Recently, Judge José A. Cabranes, a judge on the Second U.S. Circuit Court of Appeals wrote about resurrecting the controversial Possessions Tax Credit and its Section 936 of the IRS Tax Code to entice American drug companies to again set up shop in Puerto Rico with the promise of shielding their profits from U.S. federal income taxes while reducing China’s drug manufacturing monopoly of various important medications.
These incentives were unilaterally phased out by the U.S. Congress in 1996 to stop corporate welfare and the loss of billions of tax revenues for the U.S. Treasury without any regard for the subsequent recession and economic debacle that occurred in Puerto Rico—increasing unemployment, poverty, financial instability, and the growing emigration of professionals looking for better opportunities outside of the failed colonial Commonwealth. The people of Puerto Rico and its economy can’t take any more unilateral economic experimentation made in the Washington vacuum.

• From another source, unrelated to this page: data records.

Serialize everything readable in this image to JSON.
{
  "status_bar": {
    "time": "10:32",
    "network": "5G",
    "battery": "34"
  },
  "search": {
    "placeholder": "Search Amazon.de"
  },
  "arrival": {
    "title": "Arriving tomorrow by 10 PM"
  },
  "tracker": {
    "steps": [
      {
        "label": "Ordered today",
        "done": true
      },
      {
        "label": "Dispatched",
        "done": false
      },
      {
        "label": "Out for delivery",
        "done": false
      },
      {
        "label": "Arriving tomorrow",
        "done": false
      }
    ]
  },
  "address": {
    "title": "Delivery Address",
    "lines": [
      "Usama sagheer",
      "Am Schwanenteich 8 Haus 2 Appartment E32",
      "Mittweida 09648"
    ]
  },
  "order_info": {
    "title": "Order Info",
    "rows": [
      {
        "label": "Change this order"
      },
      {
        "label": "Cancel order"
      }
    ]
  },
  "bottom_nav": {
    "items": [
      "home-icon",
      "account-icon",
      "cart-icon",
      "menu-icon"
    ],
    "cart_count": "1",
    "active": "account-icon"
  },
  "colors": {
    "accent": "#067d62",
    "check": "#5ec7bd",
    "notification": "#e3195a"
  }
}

Congress giveth and Congress taketh away. We have seen this movie before and know how it ends. Just like in 1976, the suggestion that Congress will provide corporate welfare today to incentivize making Puerto Rico, in Judge Cabranes’ words, “America’s Medicine Cabinet” and NEVER change its mind, as happened in 1996 when the Section 936 tax incentives were eliminated, is just political naïveté.
Even Luis G. Rivera Marín (Ricardo Rosselló’s former secretary of state), believes that such a return to pharmaceutical tax incentives will make Puerto Rico more beneficial and useful to the United States. Recently, such calls were being rallied to and supported by Republican Senator Roger Wicker with a bill to allow Puerto Rico to enact such tax incentives. As a colony or a state, such tax incentive bills are mere economic Band-Aids as Puerto Rico lays helpless and strapped to a hospital bed of colonial economic squalor.

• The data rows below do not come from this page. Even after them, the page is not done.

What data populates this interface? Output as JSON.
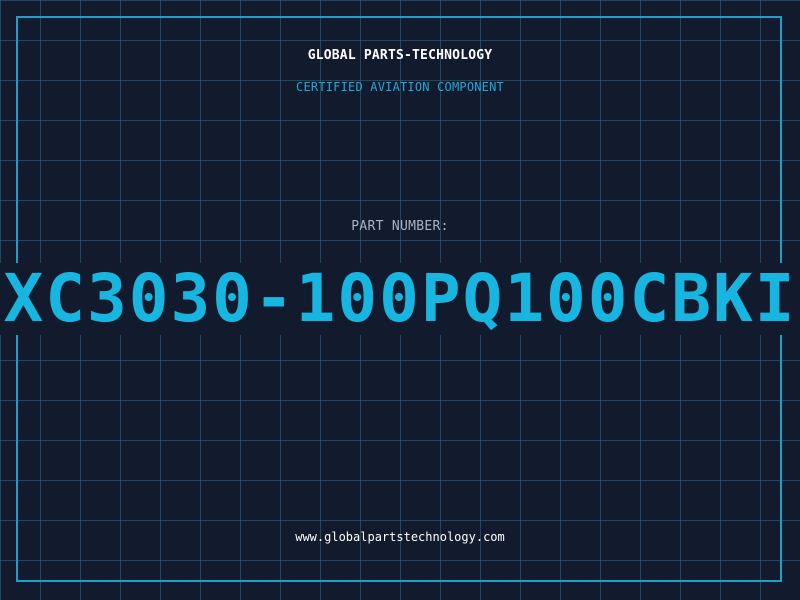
{
  "brand": "GLOBAL PARTS-TECHNOLOGY",
  "subtitle": "CERTIFIED AVIATION COMPONENT",
  "part_number_label": "PART NUMBER:",
  "part_number": "XC3030-100PQ100CBKI",
  "website": "www.globalpartstechnology.com",
  "colors": {
    "background": "#121a2e",
    "grid": "#286e8c",
    "accent": "#17b6e0",
    "frame": "#1aa0cc",
    "text": "#ffffff"
  }
}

Puerto Rico needs long-term economic development and access to global markets, not reused plans that have failed in the past and will fail again. When it was economically convenient for Congress to phase out the tax benefits, they did—without ever considering the personal despair and economic malaise they created in Puerto Rico by destroying all of its long-term economic development goals and policies in one fell swoop. Are we to breathe new life into Puerto Rico’s economy or go back to the failed ways of the past?
In order to avoid the grave errors of a bygone era (losing billions on tax evasion) and have Puerto Rico depend less on U.S. federal funds, such incentives must be tied to a sovereign Puerto Rico that is in full command of its economic variables and policies, not a Puerto Rico left powerless and adrift by the whims of the U.S. Congress. Such economic and manufacturing incentives should occur without the current colonial model where Puerto Rico lacks the power to actually formulate and implement long-term economic development policies. The tax carrots and short-term jobs for a few would perpetuate the failed economic Ferris wheel of this colonial circus that has mired and restricted Puerto Rico’s economic potential since 1898.
Even if new incentives were to produce the level of limited economic development of past tax schemes, Puerto Rico has learned that it cannot depend on the whims of unilateral experimentation by a Congress that is looking out for American, not Puerto Rican interests. That was made clear (yet again) earlier this week when the U.S. government did not agree with a federal judge’s decision that it was unconstitutional to deny Puerto Ricans federal aid from three welfare programs.
The prescription is clear. A sovereign Puerto Rico can establish tax and trade agreements with the United States based on a treaty of equals. Unlike a mere statute that can be overturned on a legislative whim, a U.S. trade agreement signed with a sovereign Puerto Rico would provide the certainty and constancy needed to make immediate job creating investments which would yield the stable and predictable manufacturing and pharmaceutical production and supply creating a very stable economic and business climate that would benefit the peoples of both nations. A sovereign Puerto Rico will finally be able to not just properly ensure their nation’s long-term economic policies, but would become an American ally, a strategic partner, and an important market for American goods and services in Latin America.
A return to old and failed policies is not the option if Puerto Rico is to succeed in the world economy. A sovereign Puerto Rico would become one of Latin America’s largest and most diversified economies, particularly in manufacturing, pharmaceuticals, technology, aerospace, biofuels, higher education, and tourism, among other sectors. A sovereign and economically prosperous Puerto Rico better serves the United States’ interests in the region than keeping the island-nation in the colonial laboratory as a hopeful “medicine cabinet” for the benefit of others.
Javier A. Hernández is the author of “PREXIT: Forging Puerto Rico’s Path to Sovereignty.” He is a Puerto Rican writer, linguist, and small business owner based in New Jersey. He specializes in international relations and security, decolonization issues, nation-building strategies, and diplomacy of small states, and can be followed on Twitter @PRexitBook, Facebook, and at: PRexitBook.com.